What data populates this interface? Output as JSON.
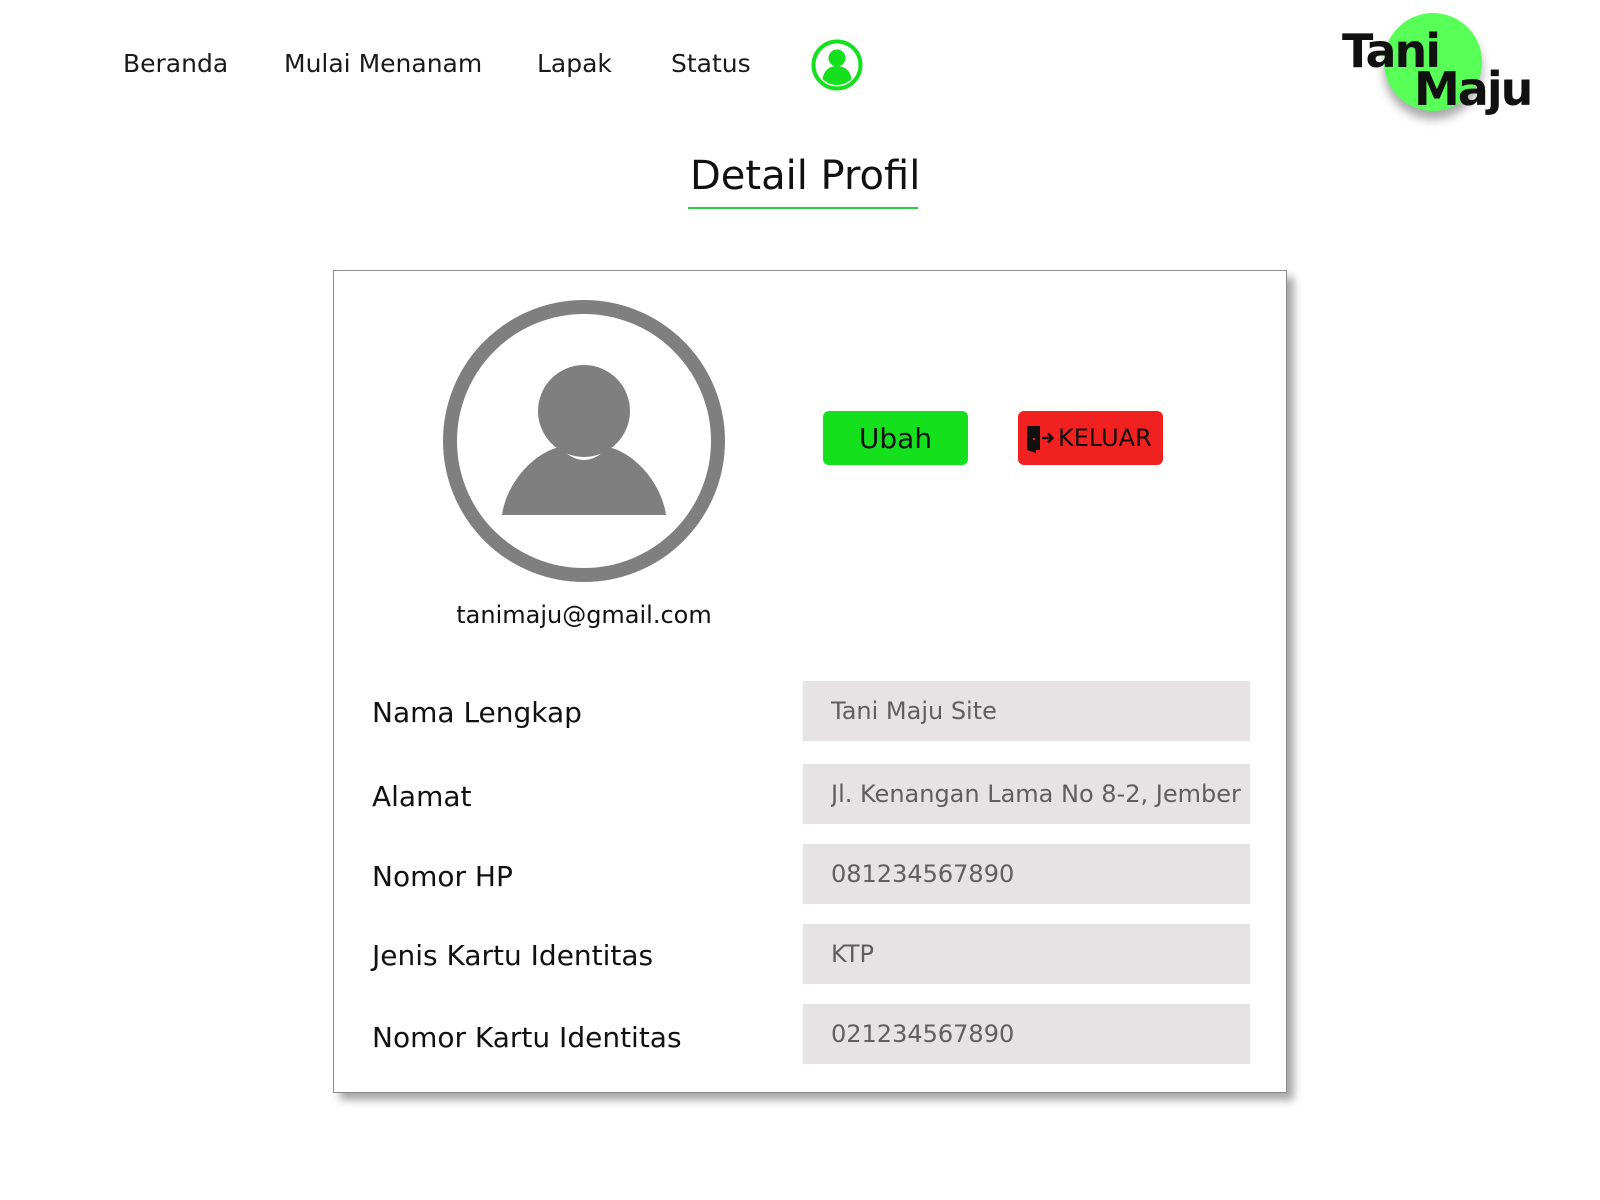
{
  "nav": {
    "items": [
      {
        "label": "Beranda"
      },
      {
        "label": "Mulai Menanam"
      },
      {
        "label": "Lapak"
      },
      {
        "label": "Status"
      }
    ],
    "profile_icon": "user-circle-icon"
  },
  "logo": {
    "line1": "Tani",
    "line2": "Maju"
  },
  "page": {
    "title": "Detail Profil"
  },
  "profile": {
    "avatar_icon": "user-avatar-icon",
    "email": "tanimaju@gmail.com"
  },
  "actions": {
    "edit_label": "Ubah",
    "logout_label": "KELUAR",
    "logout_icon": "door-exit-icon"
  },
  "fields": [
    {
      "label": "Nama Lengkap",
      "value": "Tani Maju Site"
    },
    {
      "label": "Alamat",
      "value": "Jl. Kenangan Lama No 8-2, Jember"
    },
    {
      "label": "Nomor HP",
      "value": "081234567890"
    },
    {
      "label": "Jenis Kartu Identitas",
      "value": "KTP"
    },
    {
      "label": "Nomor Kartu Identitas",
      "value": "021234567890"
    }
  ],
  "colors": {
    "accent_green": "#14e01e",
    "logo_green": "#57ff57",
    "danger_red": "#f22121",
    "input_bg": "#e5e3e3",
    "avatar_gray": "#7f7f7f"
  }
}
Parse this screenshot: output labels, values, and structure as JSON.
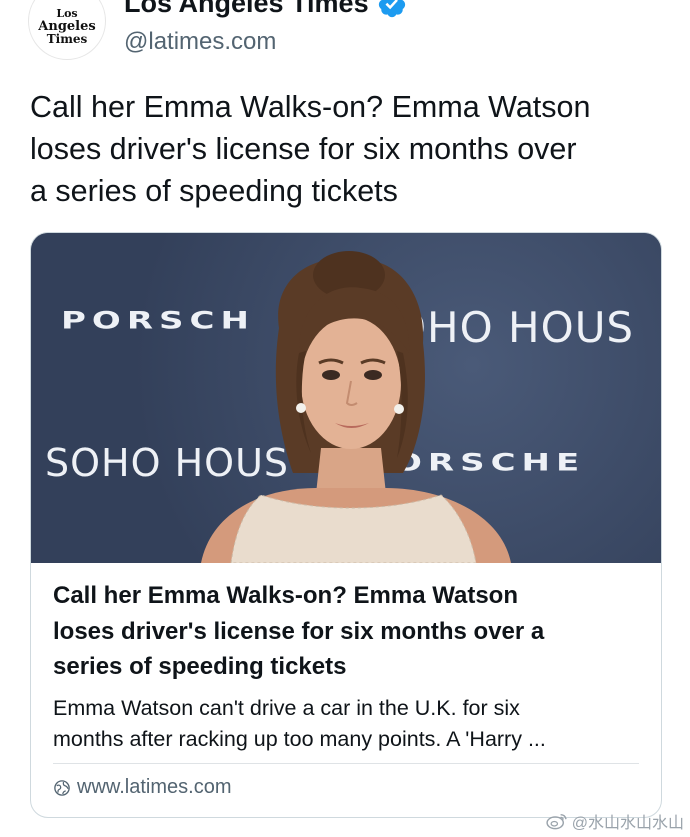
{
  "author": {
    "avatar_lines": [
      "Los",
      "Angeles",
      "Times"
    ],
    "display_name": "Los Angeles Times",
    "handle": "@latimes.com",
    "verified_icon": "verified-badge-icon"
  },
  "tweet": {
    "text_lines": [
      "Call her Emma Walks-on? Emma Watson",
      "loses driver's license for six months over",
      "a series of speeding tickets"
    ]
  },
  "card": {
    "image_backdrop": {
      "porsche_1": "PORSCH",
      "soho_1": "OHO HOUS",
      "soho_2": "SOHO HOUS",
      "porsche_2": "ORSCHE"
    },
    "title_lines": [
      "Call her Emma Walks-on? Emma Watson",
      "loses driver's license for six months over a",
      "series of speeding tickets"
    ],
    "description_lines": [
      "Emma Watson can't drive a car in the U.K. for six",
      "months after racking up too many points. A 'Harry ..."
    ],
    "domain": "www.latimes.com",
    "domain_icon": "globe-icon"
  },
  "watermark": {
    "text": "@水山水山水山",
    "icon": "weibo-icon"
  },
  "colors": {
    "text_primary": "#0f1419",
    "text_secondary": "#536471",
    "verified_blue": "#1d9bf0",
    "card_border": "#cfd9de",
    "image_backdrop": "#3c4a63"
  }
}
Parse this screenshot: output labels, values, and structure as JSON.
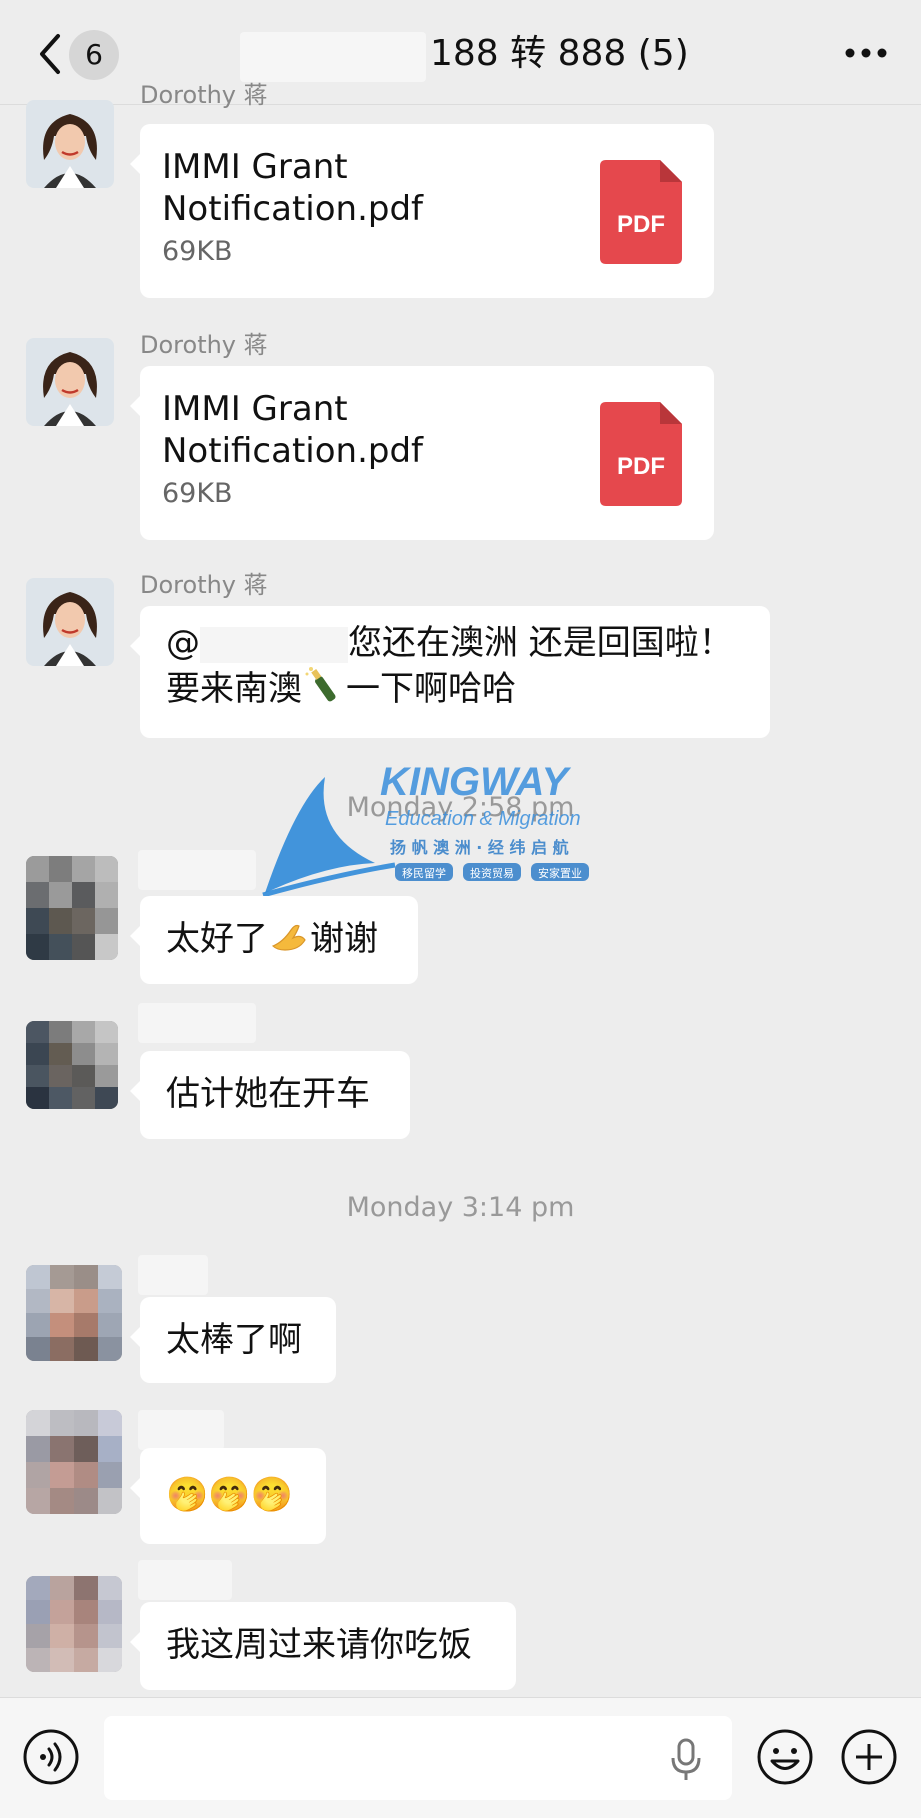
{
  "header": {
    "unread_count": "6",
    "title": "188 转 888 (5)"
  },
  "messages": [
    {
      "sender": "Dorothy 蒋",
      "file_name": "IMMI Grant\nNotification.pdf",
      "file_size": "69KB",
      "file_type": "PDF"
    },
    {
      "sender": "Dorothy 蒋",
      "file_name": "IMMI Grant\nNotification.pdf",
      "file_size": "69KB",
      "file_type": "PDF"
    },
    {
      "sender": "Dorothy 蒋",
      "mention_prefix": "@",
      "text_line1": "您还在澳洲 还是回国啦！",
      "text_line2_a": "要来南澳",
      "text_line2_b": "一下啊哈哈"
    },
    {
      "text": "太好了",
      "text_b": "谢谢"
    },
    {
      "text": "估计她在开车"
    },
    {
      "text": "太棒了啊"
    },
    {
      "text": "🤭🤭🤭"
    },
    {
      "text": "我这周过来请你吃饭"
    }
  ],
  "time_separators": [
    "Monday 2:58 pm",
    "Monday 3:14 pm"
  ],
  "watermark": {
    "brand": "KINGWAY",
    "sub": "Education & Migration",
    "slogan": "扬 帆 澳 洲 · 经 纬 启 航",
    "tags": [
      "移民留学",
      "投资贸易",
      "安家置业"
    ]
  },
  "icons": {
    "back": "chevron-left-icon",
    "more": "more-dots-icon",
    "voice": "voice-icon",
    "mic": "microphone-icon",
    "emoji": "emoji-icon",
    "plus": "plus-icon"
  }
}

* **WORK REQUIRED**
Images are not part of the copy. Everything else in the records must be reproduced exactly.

* **YOUR RESPONSE**
What data populates this interface? Output as JSON.
{
  "nav": {
    "items": [
      {
        "label": "Beranda"
      },
      {
        "label": "Mulai Menanam"
      },
      {
        "label": "Lapak"
      },
      {
        "label": "Status"
      }
    ],
    "profile_icon": "user-circle-icon"
  },
  "logo": {
    "line1": "Tani",
    "line2": "Maju"
  },
  "page": {
    "title": "Detail Profil"
  },
  "profile": {
    "avatar_icon": "user-avatar-icon",
    "email": "tanimaju@gmail.com"
  },
  "actions": {
    "edit_label": "Ubah",
    "logout_label": "KELUAR",
    "logout_icon": "door-exit-icon"
  },
  "fields": [
    {
      "label": "Nama Lengkap",
      "value": "Tani Maju Site"
    },
    {
      "label": "Alamat",
      "value": "Jl. Kenangan Lama No 8-2, Jember"
    },
    {
      "label": "Nomor HP",
      "value": "081234567890"
    },
    {
      "label": "Jenis Kartu Identitas",
      "value": "KTP"
    },
    {
      "label": "Nomor Kartu Identitas",
      "value": "021234567890"
    }
  ],
  "colors": {
    "accent_green": "#14e01e",
    "logo_green": "#57ff57",
    "danger_red": "#f22121",
    "input_bg": "#e5e3e3",
    "avatar_gray": "#7f7f7f"
  }
}
Parse this screenshot: output labels, values, and structure as JSON.
{
  "author": {
    "avatar_lines": [
      "Los",
      "Angeles",
      "Times"
    ],
    "display_name": "Los Angeles Times",
    "handle": "@latimes.com",
    "verified_icon": "verified-badge-icon"
  },
  "tweet": {
    "text_lines": [
      "Call her Emma Walks-on? Emma Watson",
      "loses driver's license for six months over",
      "a series of speeding tickets"
    ]
  },
  "card": {
    "image_backdrop": {
      "porsche_1": "PORSCH",
      "soho_1": "OHO HOUS",
      "soho_2": "SOHO HOUS",
      "porsche_2": "ORSCHE"
    },
    "title_lines": [
      "Call her Emma Walks-on? Emma Watson",
      "loses driver's license for six months over a",
      "series of speeding tickets"
    ],
    "description_lines": [
      "Emma Watson can't drive a car in the U.K. for six",
      "months after racking up too many points. A 'Harry ..."
    ],
    "domain": "www.latimes.com",
    "domain_icon": "globe-icon"
  },
  "watermark": {
    "text": "@水山水山水山",
    "icon": "weibo-icon"
  },
  "colors": {
    "text_primary": "#0f1419",
    "text_secondary": "#536471",
    "verified_blue": "#1d9bf0",
    "card_border": "#cfd9de",
    "image_backdrop": "#3c4a63"
  }
}
Parse this screenshot: output labels, values, and structure as JSON.
{
  "header": {
    "unread_count": "6",
    "title": "188 转 888 (5)"
  },
  "messages": [
    {
      "sender": "Dorothy 蒋",
      "file_name": "IMMI Grant\nNotification.pdf",
      "file_size": "69KB",
      "file_type": "PDF"
    },
    {
      "sender": "Dorothy 蒋",
      "file_name": "IMMI Grant\nNotification.pdf",
      "file_size": "69KB",
      "file_type": "PDF"
    },
    {
      "sender": "Dorothy 蒋",
      "mention_prefix": "@",
      "text_line1": "您还在澳洲 还是回国啦！",
      "text_line2_a": "要来南澳",
      "text_line2_b": "一下啊哈哈"
    },
    {
      "text": "太好了",
      "text_b": "谢谢"
    },
    {
      "text": "估计她在开车"
    },
    {
      "text": "太棒了啊"
    },
    {
      "text": "🤭🤭🤭"
    },
    {
      "text": "我这周过来请你吃饭"
    }
  ],
  "time_separators": [
    "Monday 2:58 pm",
    "Monday 3:14 pm"
  ],
  "watermark": {
    "brand": "KINGWAY",
    "sub": "Education & Migration",
    "slogan": "扬 帆 澳 洲 · 经 纬 启 航",
    "tags": [
      "移民留学",
      "投资贸易",
      "安家置业"
    ]
  },
  "icons": {
    "back": "chevron-left-icon",
    "more": "more-dots-icon",
    "voice": "voice-icon",
    "mic": "microphone-icon",
    "emoji": "emoji-icon",
    "plus": "plus-icon"
  }
}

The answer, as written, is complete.